Other necessary ingredients
Exercise.I always feel best if part of each vacation day includes some sort of movement, like walking, hiking or cycling.
Good food.I’m a foodie and I love trying local restaurants and flavors, but I’m also happy to eat delicious home cooked meals, particularly when a vacation involves a rental house.I’m not a snob here: when I say good food, I include hotel breakfasts and hot dog stands.One of my favorite ways to eat on a vacation isby having brunch or lunch out, and then a light dinner, or just snack or dessert in the evening.
When looking at my recipe, I realize that some vacations are simply not reconcilable with the proportions that I’ve prescribed.For an example, hiking in the Sierras for a week will not include 4 hours spent daily on writing or cultural activities.That’s okay.I have full confidence in my ability to enjoy a vacation that doesn’t fit the recipe prescribed, and I have experience to confirm this (heck, some of my happiest memories are from outdoor adventure weeks, and I’m sure that I will continue to prioritize bi-annual hikes, as well as weeks spent in Disney World with my in-laws).The point of analyzing my imaginary perfect vacation proportions isn’t to determine whether or not to partake in a vacation (relationships matter more to me than having my exact vacation preferences met), but have a sense of what most satisfies me for my own planning purposes, as well as to set reasonable expectations when entering non-chosen family vacations.
As always, self-knowledge is key and thoughtfulness when attending to life and its happenings is never wasted.
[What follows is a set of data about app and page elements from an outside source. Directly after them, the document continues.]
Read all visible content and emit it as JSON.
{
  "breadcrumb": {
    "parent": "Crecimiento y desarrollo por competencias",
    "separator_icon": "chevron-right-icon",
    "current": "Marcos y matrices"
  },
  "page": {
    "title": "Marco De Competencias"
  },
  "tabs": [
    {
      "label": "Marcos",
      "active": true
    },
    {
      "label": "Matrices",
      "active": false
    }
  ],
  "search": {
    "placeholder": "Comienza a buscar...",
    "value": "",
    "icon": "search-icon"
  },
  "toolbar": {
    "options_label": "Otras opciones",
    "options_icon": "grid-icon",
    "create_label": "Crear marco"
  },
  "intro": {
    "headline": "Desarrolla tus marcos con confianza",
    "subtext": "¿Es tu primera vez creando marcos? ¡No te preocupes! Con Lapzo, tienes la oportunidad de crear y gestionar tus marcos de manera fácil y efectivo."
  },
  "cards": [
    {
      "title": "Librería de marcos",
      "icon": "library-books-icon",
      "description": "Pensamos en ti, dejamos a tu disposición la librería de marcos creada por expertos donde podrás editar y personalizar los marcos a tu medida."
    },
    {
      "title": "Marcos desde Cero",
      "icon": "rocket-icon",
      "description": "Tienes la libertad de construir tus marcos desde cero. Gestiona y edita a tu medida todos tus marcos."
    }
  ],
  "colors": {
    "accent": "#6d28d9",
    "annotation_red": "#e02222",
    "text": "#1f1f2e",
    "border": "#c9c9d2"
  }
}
I was once very impressed when a former (beloved) supervisor of mine told me that he has a cyclical system for reading books, rotating through the genres: history, theory, fiction, biography. Inspired, I decided that I would develop a system as well, though I had very little interest in reading books about history, and one in four biography seemed like a bit much. I’m interested in “theory” (which, perhaps embarrassingly, I translate to broadly mean anything in the psychology/pop-science/self-help/case-study/spirituality umbrella) but I typically like to read theory alongside something lighter…namely, a novel or collection of short stories.
Taking all of this into consideration, the system that I developed was much less specific than my supervisor’s: I would try to balance fiction and non-fiction. This framework turned out to be less of a system than a reflection of what I was already doing, because I have yet to consciously choose fiction/non-fiction based on what I last read…but still, looking back on what I read this summer, I’m evenly split. And summer is an indication of my true reading tastes, because I give myself lots of freedom in the summer to read whatever sounds interesting in the moment of my library perusing, and I have less frequent reading group meetings in the summer than otherwise, so I’m determining a larger extent of my reading choices.
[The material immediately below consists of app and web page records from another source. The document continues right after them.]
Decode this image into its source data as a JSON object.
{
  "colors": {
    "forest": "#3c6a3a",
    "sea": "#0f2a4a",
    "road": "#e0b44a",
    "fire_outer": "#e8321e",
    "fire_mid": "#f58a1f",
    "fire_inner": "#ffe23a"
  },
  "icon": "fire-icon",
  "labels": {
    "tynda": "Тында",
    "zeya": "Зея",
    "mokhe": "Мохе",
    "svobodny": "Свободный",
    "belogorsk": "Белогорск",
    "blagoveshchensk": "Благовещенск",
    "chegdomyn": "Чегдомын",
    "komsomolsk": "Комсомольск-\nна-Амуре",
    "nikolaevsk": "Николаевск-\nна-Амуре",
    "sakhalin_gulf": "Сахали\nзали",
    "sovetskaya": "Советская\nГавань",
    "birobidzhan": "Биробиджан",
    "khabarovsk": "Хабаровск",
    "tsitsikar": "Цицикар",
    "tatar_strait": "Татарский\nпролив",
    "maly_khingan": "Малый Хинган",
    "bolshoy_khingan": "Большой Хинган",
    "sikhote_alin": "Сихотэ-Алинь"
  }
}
So, un-persuaded by other book group member’s requests, or by my conscience urging me to read something “deeper,” “more educational” or “useful for work,” here is what I read this summer:
My Brilliant Friend, Elena Ferrante
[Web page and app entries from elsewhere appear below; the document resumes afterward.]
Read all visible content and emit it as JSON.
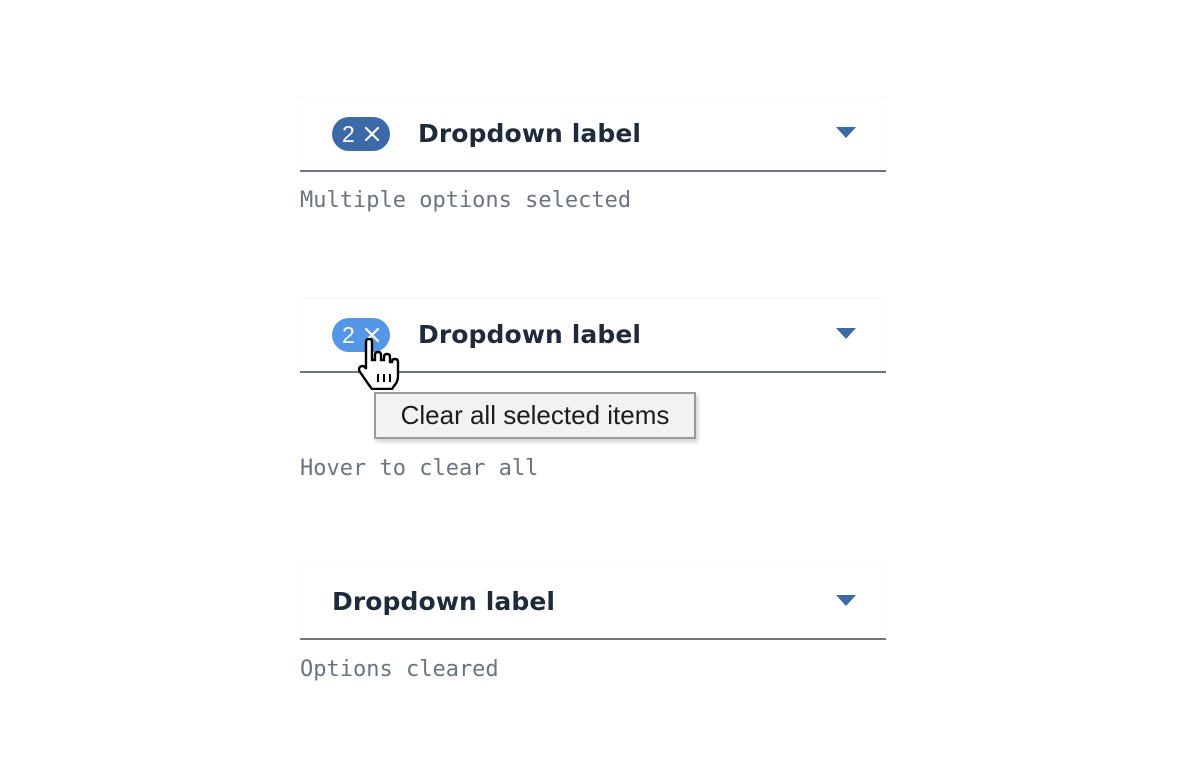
{
  "accent_colors": {
    "tag_default": "#3b6aa6",
    "tag_hover": "#5596e6",
    "caret": "#3b6aa6",
    "text": "#1f2a3a",
    "helper_text": "#6b7480"
  },
  "examples": [
    {
      "tag_count": "2",
      "tag_icon": "close-icon",
      "label": "Dropdown label",
      "caret_icon": "caret-down-icon",
      "helper": "Multiple options selected"
    },
    {
      "tag_count": "2",
      "tag_icon": "close-icon",
      "label": "Dropdown label",
      "caret_icon": "caret-down-icon",
      "tooltip": "Clear all selected items",
      "cursor_icon": "hand-pointer-icon",
      "helper": "Hover to clear all"
    },
    {
      "label": "Dropdown label",
      "caret_icon": "caret-down-icon",
      "helper": "Options cleared"
    }
  ]
}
Object Lessons, Anna Quindlen
Tiny, Beautiful Things, Cheryl Strayed
French Women Don’t Get Fat, Mireille Guiliano
The Nest, Cynthia Sweeney
When Women Were Birds, Terry Tempest Williams (Girlfriends Book Club)
The Empathy Exams, Leslie Jamison (Athenaeum Reading Group)
The Goldfinch, Donna Tartt (Audio Book)
Heartburn, Nora Ephron
My favorite non-fiction: Tiny, Beautiful Things. My favorite fiction: The Goldfinch. I will highly recommend TBT to anyone who isn’t offended by talk of sex and drugs, and who isn’t afraid to feel deeply and likely shed some tears. Likewise, I highly recommend The Goldfinch, though with caveats: it’s dark, it’s intense, and it’s troubling. I finished it almost two weeks ago, and still think about it on probably a daily basis. If you are willing to be consumed by it, though, it’s a gorgeous and captivating story.